Nest Watch in New Orleans, LA
Nest Watch ends with our little ones active and alert, looking like legit wee crows, along with some insights into hydration, housekeeping, and the reality of crow parenting.
The featured photo for Day 7 is pretty much our status quo now…these little ones are interested in everything, spending much of their day looking around at the world and wondering what else is out there.
Beetles, with a Side of Mom Slobber
One of the interesting things that I read on the BirdsNA.org site was how crow parents add extra hydration to the meals they offer the young with their saliva, or by dipping food in water prior to feeding them. I was excited when I processed photos from Day 7 and realized that I actually had a nice example of hydration in action.
What do baby crows eat? According to Birds of North America:
Beetles 23.9%, grasshoppers 14.6%, bugs 2.6%, caterpillars 5.3%, miscellaneous insects 1.9%, spiders and myriapods 9.7%, crayfish 1.8%, fishes and mollusks 0.7%, amphibians and reptiles 7.0%, wild birds and eggs 1.6%, poultry and eggs 1.6%, rodents 6.2%, other mammals 2.6%, carrion 3.9%, corn 11.9%, and miscellaneous vegetable matter 4.6% (n = 776 stomachs of nestlings from throughout species’ range; Kalmbach 1939b).
Day 7’s video makes my heart happy. We start with feeding the Fab Five, then get to see some beautiful wing stretches and babies briefly sitting all the way upright before toppling over from the effort.
Things You Don’t Expect to See
I won’t share the terribly-lit, moderately-focused photos of this event unfolding, but while I had read about fecal-sac removal from the nest, today gave me an front-row seat for the process.

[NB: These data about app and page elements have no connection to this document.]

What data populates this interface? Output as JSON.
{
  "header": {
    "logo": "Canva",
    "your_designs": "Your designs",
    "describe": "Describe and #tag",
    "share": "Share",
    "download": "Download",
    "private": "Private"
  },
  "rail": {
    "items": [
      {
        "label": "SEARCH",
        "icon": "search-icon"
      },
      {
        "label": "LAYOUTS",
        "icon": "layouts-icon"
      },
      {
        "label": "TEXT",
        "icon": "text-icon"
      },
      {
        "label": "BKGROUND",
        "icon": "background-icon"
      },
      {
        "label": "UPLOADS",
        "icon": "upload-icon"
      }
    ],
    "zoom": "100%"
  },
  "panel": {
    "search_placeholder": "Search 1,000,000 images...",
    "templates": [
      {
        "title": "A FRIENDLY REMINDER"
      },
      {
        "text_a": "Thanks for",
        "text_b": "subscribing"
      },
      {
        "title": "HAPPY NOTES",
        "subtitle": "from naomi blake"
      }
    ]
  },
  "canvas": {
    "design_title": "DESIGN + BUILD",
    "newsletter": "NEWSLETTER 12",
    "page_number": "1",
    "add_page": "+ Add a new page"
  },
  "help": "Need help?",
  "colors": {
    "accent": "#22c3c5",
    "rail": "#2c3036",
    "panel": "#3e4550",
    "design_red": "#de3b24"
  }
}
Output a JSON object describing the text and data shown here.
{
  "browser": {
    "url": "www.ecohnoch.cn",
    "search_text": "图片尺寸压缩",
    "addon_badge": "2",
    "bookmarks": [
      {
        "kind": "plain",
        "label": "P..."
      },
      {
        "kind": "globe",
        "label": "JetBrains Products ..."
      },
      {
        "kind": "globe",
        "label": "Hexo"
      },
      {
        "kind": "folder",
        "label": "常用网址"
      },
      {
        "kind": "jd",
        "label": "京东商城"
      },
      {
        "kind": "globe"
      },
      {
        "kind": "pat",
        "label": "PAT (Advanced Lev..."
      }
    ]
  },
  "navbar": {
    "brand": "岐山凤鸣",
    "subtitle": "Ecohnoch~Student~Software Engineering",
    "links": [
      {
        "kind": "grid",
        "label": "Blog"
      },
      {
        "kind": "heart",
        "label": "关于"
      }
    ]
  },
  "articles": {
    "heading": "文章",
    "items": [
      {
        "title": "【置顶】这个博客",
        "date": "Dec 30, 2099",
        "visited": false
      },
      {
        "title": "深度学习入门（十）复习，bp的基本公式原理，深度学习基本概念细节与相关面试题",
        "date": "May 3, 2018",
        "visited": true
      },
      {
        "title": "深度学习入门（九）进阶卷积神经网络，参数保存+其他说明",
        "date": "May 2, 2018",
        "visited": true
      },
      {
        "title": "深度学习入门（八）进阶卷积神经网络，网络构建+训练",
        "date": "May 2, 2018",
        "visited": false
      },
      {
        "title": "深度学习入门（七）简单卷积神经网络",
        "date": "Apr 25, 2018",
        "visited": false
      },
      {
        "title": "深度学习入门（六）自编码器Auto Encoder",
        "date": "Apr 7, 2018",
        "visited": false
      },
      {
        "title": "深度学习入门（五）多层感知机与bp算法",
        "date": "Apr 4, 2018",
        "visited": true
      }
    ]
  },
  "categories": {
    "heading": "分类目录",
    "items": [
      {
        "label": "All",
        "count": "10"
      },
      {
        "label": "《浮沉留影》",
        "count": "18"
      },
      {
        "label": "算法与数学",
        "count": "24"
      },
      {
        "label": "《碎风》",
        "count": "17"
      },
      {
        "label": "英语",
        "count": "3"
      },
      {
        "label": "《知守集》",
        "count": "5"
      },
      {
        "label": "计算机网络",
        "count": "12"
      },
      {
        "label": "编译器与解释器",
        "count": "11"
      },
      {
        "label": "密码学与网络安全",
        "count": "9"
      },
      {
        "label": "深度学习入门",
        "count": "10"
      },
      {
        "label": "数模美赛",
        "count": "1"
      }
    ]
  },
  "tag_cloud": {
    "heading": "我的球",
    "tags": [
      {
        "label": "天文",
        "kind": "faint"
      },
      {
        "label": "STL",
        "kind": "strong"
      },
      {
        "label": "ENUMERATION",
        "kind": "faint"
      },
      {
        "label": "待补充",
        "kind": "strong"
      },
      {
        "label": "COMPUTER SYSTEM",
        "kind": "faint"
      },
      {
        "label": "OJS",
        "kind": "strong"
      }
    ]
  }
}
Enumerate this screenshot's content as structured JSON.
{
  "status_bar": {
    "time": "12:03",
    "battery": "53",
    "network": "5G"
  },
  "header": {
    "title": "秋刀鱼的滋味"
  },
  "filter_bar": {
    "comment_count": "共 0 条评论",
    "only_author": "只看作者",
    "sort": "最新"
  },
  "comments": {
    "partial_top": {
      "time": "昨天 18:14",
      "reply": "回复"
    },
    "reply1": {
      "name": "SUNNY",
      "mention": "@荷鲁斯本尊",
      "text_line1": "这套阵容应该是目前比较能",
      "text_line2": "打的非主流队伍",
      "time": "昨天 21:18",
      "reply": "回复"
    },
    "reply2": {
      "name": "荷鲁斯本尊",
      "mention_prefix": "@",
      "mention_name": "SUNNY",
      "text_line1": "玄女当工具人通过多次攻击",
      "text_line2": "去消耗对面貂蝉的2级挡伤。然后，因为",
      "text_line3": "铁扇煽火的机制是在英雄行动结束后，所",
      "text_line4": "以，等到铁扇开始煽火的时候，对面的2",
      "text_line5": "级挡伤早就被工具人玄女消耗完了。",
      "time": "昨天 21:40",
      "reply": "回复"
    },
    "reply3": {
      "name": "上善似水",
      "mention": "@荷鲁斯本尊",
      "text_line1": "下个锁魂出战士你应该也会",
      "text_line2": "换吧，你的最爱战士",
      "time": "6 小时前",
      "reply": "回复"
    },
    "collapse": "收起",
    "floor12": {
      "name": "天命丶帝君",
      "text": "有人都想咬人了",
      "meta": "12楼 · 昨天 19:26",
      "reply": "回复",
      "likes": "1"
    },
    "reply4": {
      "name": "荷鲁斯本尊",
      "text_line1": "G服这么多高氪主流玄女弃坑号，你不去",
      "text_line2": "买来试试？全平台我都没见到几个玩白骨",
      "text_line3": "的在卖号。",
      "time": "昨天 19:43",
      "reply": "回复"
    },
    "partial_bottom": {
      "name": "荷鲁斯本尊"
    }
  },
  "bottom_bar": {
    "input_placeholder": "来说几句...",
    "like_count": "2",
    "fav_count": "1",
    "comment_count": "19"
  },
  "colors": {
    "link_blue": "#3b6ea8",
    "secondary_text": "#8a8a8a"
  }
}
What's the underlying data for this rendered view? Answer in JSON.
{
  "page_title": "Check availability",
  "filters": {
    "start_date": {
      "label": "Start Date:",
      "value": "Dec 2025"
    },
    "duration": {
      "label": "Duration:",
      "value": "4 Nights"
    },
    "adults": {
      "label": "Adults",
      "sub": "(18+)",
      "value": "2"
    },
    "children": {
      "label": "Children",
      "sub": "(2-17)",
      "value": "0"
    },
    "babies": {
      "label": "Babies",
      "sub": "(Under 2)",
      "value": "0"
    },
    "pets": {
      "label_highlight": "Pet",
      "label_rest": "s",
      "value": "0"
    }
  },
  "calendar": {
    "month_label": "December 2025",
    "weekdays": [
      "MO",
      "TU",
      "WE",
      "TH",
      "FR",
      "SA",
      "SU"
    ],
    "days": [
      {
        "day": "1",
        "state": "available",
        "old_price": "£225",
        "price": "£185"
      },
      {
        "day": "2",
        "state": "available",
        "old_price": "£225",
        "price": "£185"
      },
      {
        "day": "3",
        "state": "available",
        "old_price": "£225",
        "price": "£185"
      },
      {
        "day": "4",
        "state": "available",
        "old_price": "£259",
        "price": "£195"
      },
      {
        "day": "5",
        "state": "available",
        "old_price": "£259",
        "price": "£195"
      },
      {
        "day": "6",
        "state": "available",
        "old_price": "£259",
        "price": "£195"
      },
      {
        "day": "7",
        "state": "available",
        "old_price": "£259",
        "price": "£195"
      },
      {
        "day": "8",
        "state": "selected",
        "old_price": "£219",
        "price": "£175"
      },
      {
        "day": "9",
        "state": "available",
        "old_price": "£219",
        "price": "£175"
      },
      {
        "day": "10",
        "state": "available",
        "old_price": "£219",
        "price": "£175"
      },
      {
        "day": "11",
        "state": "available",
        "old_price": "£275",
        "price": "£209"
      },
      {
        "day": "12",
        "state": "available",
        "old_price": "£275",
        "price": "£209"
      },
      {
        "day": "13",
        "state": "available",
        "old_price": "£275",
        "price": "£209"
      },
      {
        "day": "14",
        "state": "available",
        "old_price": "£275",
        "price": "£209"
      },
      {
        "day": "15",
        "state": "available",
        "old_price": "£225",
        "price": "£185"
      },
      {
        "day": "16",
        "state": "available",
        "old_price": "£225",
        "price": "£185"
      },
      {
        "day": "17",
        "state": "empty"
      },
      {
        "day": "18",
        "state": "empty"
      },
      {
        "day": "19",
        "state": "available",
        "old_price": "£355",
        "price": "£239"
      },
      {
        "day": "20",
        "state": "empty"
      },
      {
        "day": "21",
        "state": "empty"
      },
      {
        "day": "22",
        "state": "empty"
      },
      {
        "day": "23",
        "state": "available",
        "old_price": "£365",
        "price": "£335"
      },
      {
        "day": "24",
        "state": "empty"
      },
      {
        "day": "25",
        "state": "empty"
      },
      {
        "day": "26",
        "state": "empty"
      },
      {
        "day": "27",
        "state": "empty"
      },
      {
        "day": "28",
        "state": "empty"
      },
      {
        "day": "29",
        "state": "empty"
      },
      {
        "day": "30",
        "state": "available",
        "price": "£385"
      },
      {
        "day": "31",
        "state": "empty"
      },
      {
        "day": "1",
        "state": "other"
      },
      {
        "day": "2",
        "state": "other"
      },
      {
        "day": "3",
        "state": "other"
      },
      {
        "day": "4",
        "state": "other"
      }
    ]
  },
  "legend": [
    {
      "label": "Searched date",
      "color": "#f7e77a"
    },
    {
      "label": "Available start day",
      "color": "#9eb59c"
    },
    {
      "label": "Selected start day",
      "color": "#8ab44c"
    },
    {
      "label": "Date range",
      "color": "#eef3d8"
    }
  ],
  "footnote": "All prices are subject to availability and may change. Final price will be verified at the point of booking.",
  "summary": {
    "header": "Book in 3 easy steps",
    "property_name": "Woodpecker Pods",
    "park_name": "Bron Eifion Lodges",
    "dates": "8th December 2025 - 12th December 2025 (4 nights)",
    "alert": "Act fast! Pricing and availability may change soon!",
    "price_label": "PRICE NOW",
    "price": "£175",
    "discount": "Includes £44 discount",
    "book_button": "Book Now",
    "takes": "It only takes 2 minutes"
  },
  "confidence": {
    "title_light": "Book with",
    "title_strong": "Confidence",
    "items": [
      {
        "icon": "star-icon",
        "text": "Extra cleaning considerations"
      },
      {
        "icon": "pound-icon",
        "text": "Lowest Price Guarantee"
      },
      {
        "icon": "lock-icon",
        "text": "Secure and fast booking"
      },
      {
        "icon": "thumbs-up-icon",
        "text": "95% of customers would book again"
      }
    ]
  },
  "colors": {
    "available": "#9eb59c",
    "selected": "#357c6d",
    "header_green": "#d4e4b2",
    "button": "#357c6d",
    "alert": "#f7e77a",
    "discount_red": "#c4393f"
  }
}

I had noticed all week that one adult would spend a lot of time at the nest with its head down, below the rim of the nest, making jerking motions with its body. It was a curious posture and I had wondered if it was tearing apart bigger food at the nest.
Today’s observations showed me the reality of crow parenting: after feeding, the parent bends low and nuzzles bottoms to encourage the young to defecate, putting the fecal sac in its mouth as it comes out. My photo series gave me a big eyeful of that process, ending with a very obvious baby bird anus. That is gonna stay with me for a while.
Tomorrow, I’ll post a little summary of this Nest Watch, so stay tuned!